Parliamentary Replies
Published Date: 20 January 1999

DPM Lee's Reply to Parliamentary Question on Hedge Funds

Issues Raised in Parliament

Hedge Funds

For Parliament Sitting on 20 Jan 1999

To ask the Deputy Prime Minister if he will state the Government's policy on hedge funds.

Hedge funds are typically private investment partnerships that are marketed to a limited clientele of high net worth investors. There are many types of hedge funds. Some take large and unhedged market positions, betting on movements of exchange rates, interest rates, and market trends. Others use defensive and hedged strategies to protect themselves against adverse market movements. Some borrow heavily from banks, to become highly leveraged funds. However, the majority of hedge funds are only lightly geared, and trade mainly using their own capital 1.

2 The risks which highly leveraged hedge funds can pose to financial systems are well-publicised.

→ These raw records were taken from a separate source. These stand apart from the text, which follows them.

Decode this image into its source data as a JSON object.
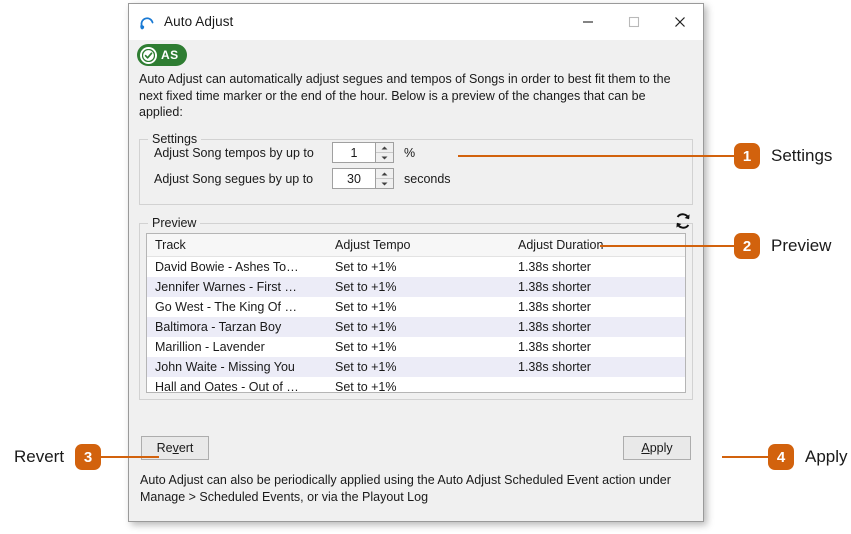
{
  "window": {
    "title": "Auto Adjust",
    "icon": "headphones-icon",
    "controls": {
      "minimize": "minimize-icon",
      "maximize": "maximize-icon",
      "close": "close-icon"
    }
  },
  "badge": {
    "text": "AS",
    "color": "#2e7d32"
  },
  "intro": "Auto Adjust can automatically adjust segues and tempos of Songs in order to best fit them to the next fixed time marker or the end of the hour. Below is a preview of the changes that can be applied:",
  "settings": {
    "title": "Settings",
    "rows": [
      {
        "label": "Adjust Song tempos by up to",
        "value": "1",
        "unit": "%"
      },
      {
        "label": "Adjust Song segues by up to",
        "value": "30",
        "unit": "seconds"
      }
    ]
  },
  "preview": {
    "title": "Preview",
    "refresh_icon": "refresh-icon",
    "columns": [
      "Track",
      "Adjust Tempo",
      "Adjust Duration"
    ],
    "rows": [
      {
        "track": "David Bowie - Ashes To…",
        "tempo": "Set to +1%",
        "duration": "1.38s shorter"
      },
      {
        "track": "Jennifer Warnes - First …",
        "tempo": "Set to +1%",
        "duration": "1.38s shorter"
      },
      {
        "track": "Go West - The King Of …",
        "tempo": "Set to +1%",
        "duration": "1.38s shorter"
      },
      {
        "track": "Baltimora - Tarzan Boy",
        "tempo": "Set to +1%",
        "duration": "1.38s shorter"
      },
      {
        "track": "Marillion - Lavender",
        "tempo": "Set to +1%",
        "duration": "1.38s shorter"
      },
      {
        "track": "John Waite - Missing You",
        "tempo": "Set to +1%",
        "duration": "1.38s shorter"
      },
      {
        "track": "Hall and Oates - Out of …",
        "tempo": "Set to +1%",
        "duration": ""
      }
    ]
  },
  "footer": {
    "revert": {
      "pre": "Re",
      "mnemonic": "v",
      "post": "ert"
    },
    "apply": {
      "pre": "",
      "mnemonic": "A",
      "post": "pply"
    },
    "note": "Auto Adjust can also be periodically applied using the Auto Adjust Scheduled Event action under Manage > Scheduled Events, or via the Playout Log"
  },
  "callouts": [
    {
      "number": "1",
      "label": "Settings"
    },
    {
      "number": "2",
      "label": "Preview"
    },
    {
      "number": "3",
      "label": "Revert"
    },
    {
      "number": "4",
      "label": "Apply"
    }
  ],
  "accent_color": "#d2620d"
}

Such hedge funds can rapidly build up large market positions, using money borrowed from other institutions. When their aggressive one-way bets go wrong, the unwinding of these accumulated positions can threaten to destabilise the whole financial system. The recent debacle of Long Term Capital Management was a vivid example.

3 However, these risks are not specific to hedge funds. Banks and other financial institutions, especially proprietary trading desks of banks, often engage in similar leveraged strategies as hedge funds.

4 There is some risk that speculation by hedge funds can impair the ability of governments to manage exchange rates and conduct monetary policies. However, this risk exists regardless of whether hedge funds base their fund managers in Singapore, Hong Kong or anywhere else. Decisions to take large aggressive bets are made by their head offices, and do not depend on where their fund managers are located.

5 While hedge funds have been blamed for causing the Asian financial crisis, an IMF study in December 1997 found that their role in the Asian financial crisis has been greatly exaggerated, and that the underlying causes were basic weaknesses in the banking and corporate sectors.

6 A world class financial centre is characterised by a wide range of investors, interme-diaries and financial instruments. It has active markets and efficient exchanges. The presence of diverse investors stimulates the development of a broad range of financial instruments. Established financial centres like New York, London and Hong Kong are already hosts to such a wide spectrum of investors, including hedge funds. This has fostered the use of innovative investment techniques in these centres.

7 MAS therefore has no blanket policy either to ban or to attract hedge funds. Hedge funds wishing to operate in Singapore are subject to the same regulations and licensing criteria as any other funds and fund management companies.

8 MAS' supervisory approach is to ensure that financial institutions are not over-exposed to any particular counter-party or type of asset. MAS will continue to emphasise financial institutions' reporting of large trades and positions as well as compliance with prudential exposure limits. MAS uses these supervisory tools to monitor and manage systemic risk in our markets and exchanges, and to restrain financial institutions from becoming excessively exposed to any particular counter-party, including hedge funds.

9 Regulators in developed countries are actively studying the issue of how to improve disclosure and reporting requirements for hedge funds and other market participants. Given Singapore's position as a major financial centre, MAS has an interest in higher disclosure standards and is participating in such studies. MAS will ensure that our own disclosure and reporting requirements meet international best practice.

1 Studies done by Van Hedge Fund Advisors International, a US company specializing in hedge fund research, have confirmed this.